It’s the time of year when many of us make New Year’s resolutions. I don’t usually make formal resolutions, but there are parts of my personality that I’m working on improving. At the Alanon meeting I attend we say the 12 Steps together each time we meet. Step 4 is, “Made a searching and fearless moral inventory of ourselves.” One of the things I’ve had to work on the hardest in my own recovery as POA is my tendency to worry. I don’t know if it comes from being raised as the child of an alcoholic or not, but as far back as I can remember I’ve had a hard time enjoying the present because I’ve been so busy worrying about the future. I assigned myself the role of “fixer” in my family of origin, little knowing that it was a problem that was beyond my control to fix. I tend to think about the worst-case scenario and then worry that it will happen. I read somewhere that when we imagine bad things happening, our mind doesn’t know that it’s fiction and reacts as if it were really happening. My poor mind, I've put it through a lot. Here is the definition of worry according to Dictionary.com: “to torment oneself or suffer from disturbing thoughts.” The phrase that got me was “torment oneself.” That pretty much says it all. At first I was appalled to learn that I was the one responsible for my anxiety, not the circumstances of my, or anybody else’s life. Nobody is causing my suffering; I’m doing a fine job of that myself. The good news in that is, that if I’m the one causing it, surely I can work on controlling it.

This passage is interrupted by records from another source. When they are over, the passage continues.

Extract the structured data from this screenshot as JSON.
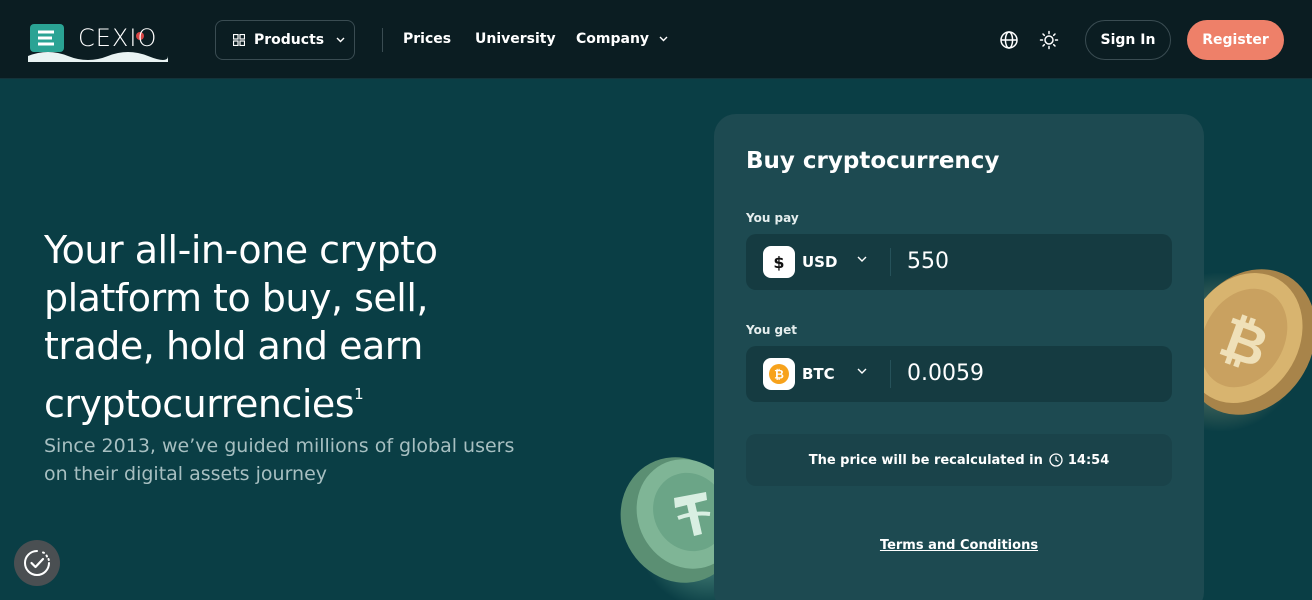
{
  "header": {
    "logo_text": "CEXIO",
    "products_label": "Products",
    "nav": [
      {
        "label": "Prices"
      },
      {
        "label": "University"
      },
      {
        "label": "Company"
      }
    ],
    "signin_label": "Sign In",
    "register_label": "Register"
  },
  "hero": {
    "title": "Your all-in-one crypto platform to buy, sell, trade, hold and earn cryptocurrencies",
    "title_footnote": "1",
    "subtitle": "Since 2013, we’ve guided millions of global users on their digital assets journey"
  },
  "buy_card": {
    "title": "Buy cryptocurrency",
    "pay": {
      "label": "You pay",
      "currency_symbol": "$",
      "currency": "USD",
      "amount": "550"
    },
    "get": {
      "label": "You get",
      "currency_symbol": "₿",
      "currency": "BTC",
      "amount": "0.0059"
    },
    "recalc_text": "The price will be recalculated in",
    "countdown": "14:54",
    "terms_link": "Terms and Conditions"
  },
  "colors": {
    "header_bg": "#0b1d22",
    "page_bg": "#0a3e45",
    "card_bg": "#1d4a51",
    "accent": "#ee8069",
    "btc_orange": "#f7a21b"
  },
  "icons": {
    "products": "grid-icon",
    "language": "globe-icon",
    "theme": "sun-icon",
    "consent": "badge-check-icon"
  }
}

I don’t know what 2013 will bring but I’m going to do my best not to let worries about the future steal my present. I have a long way to go in controlling my worrisome thoughts, but I have to remind myself of the phrase “progress, not perfection.” It took years to build my habit of worrying, and it’s going to take awhile to conquer.
I found the following quote and thought it was appropriate as we enter a new year. I think it’s better that I don’t know what the future will hold, and it sure won’t do any good to fear what that may be.
I said to a man who stood at the gate of the year,
“Give me a light that I may tread safely into
the unknown.” And he replied, “Go out into the darkness and put your hand in the hand of God.
That shall be to you better than a light
and safer than a known way.”
M. Louise Haskins